5. A method as claimed in Claim 4, wherein calcium oxide is used in a quantity of 0.00150.0075 parts by weight.

6. A method as claimed in Claim 4, wherein calcium oxide is used in a quantity of 0.0025-0.0035 parts by weight.

References Cited UNITED STATES PATENTS 3,026,210 3/1962 Coble 10673.4 3,311,482 3/1967 Klingler et a1 10673.4 3,446,669 5/1969 Arrance et al 10665 3,363,134 1/1968 Johnson 10665 JAMES E. POER, Primary Examiner US. Cl. X.R. 106-65, 73.4

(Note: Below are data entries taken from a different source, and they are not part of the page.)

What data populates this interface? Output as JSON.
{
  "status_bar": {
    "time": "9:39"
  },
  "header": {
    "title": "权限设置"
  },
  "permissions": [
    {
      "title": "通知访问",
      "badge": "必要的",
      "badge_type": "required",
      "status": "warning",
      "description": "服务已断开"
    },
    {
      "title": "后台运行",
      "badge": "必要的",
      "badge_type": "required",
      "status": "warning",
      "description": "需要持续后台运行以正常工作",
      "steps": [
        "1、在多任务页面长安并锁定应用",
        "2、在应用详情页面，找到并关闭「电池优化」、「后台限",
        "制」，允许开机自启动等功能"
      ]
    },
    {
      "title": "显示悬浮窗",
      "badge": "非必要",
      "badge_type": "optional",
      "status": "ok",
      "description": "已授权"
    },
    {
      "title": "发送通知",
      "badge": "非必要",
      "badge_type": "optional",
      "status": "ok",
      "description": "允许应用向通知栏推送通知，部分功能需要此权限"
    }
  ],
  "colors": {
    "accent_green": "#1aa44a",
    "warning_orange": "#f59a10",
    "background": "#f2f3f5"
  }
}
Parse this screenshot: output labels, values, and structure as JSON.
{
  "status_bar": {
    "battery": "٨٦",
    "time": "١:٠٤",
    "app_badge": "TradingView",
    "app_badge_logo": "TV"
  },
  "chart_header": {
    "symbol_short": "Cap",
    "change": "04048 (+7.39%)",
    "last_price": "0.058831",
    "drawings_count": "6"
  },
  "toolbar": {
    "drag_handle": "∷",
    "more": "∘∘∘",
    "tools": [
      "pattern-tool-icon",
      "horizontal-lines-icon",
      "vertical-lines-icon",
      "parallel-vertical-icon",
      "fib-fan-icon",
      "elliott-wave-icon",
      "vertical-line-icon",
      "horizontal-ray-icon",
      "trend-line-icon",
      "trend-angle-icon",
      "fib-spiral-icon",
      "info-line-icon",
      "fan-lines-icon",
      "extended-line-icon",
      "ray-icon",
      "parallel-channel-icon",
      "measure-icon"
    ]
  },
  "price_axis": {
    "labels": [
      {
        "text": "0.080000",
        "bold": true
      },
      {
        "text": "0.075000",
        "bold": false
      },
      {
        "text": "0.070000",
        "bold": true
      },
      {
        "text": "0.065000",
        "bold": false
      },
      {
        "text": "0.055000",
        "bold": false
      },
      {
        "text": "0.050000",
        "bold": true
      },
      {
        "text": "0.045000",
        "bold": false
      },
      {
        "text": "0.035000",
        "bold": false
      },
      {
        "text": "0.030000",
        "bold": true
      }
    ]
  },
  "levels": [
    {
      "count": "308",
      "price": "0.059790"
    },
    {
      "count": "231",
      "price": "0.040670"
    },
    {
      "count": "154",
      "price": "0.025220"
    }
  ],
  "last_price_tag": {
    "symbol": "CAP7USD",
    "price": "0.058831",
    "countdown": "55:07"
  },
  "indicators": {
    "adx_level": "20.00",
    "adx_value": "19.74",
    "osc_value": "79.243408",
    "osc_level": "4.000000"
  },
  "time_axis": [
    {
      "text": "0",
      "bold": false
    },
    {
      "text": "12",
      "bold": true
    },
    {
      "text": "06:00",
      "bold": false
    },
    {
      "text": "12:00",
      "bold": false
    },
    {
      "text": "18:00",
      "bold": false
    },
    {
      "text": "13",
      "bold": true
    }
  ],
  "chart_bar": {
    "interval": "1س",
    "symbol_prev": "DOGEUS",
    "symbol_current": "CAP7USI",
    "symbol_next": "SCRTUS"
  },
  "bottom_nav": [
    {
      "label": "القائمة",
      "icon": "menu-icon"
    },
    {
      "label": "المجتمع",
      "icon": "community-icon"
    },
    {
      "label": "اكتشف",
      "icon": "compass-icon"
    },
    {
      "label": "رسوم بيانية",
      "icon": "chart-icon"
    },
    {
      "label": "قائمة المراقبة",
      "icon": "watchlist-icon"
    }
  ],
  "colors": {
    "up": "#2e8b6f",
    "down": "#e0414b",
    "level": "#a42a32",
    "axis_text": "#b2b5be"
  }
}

Referenced by
Citing PatentFiling datePublication dateApplicantTitle
US4045234 *Aug 23, 1976Aug 30, 1977Kaiser Aluminum & Chemical CorporationProcess for producing high density sintered alumina
US4150317 *Jun 30, 1978Apr 17, 1979General Electric CompanyPolycrystalline alumina material
US4169875 *Jun 28, 1978Oct 2, 1979General Electric CompanyMethod of producing a tubular body of polycrystalline alumina
US4182972 *Mar 6, 1978Jan 8, 1980Ngk Insulators, Ltd.Transparent polycrystalline alumina and high pressure vapor discharge lamp
US4399090 *Oct 6, 1980Aug 16, 1983U.S. Philips CorporationAdding an organic metal compound which is converted to oxide when heated
US4769294 *Nov 26, 1986Sep 6, 1988Ceramics Process Systems Corp.Alumina materials for low temperature co-sintering with refractory metallization
US4799601 *Apr 11, 1983Jan 24, 1989Toshiba Ceramics Co., Ltd.Translucent alumina ceramic tube and a process for making same
US4888033 *Feb 8, 1980Dec 19, 1989Commissariat A L'energie AtomiqueThin layer of aluminum hydroxide solution
DE2932789A1 *Aug 13, 1979Mar 6, 1980Ngk Insulators LtdPolykristalline transparente spinelsinterkoerper und verfahren zu deren herstellung
Classifications
U.S. Classification501/119, 252/600, 501/153
International ClassificationC04B35/10, H01J61/30, C04B35/115
Cooperative ClassificationC04B35/10, H01F2027/2819
European ClassificationC04B35/10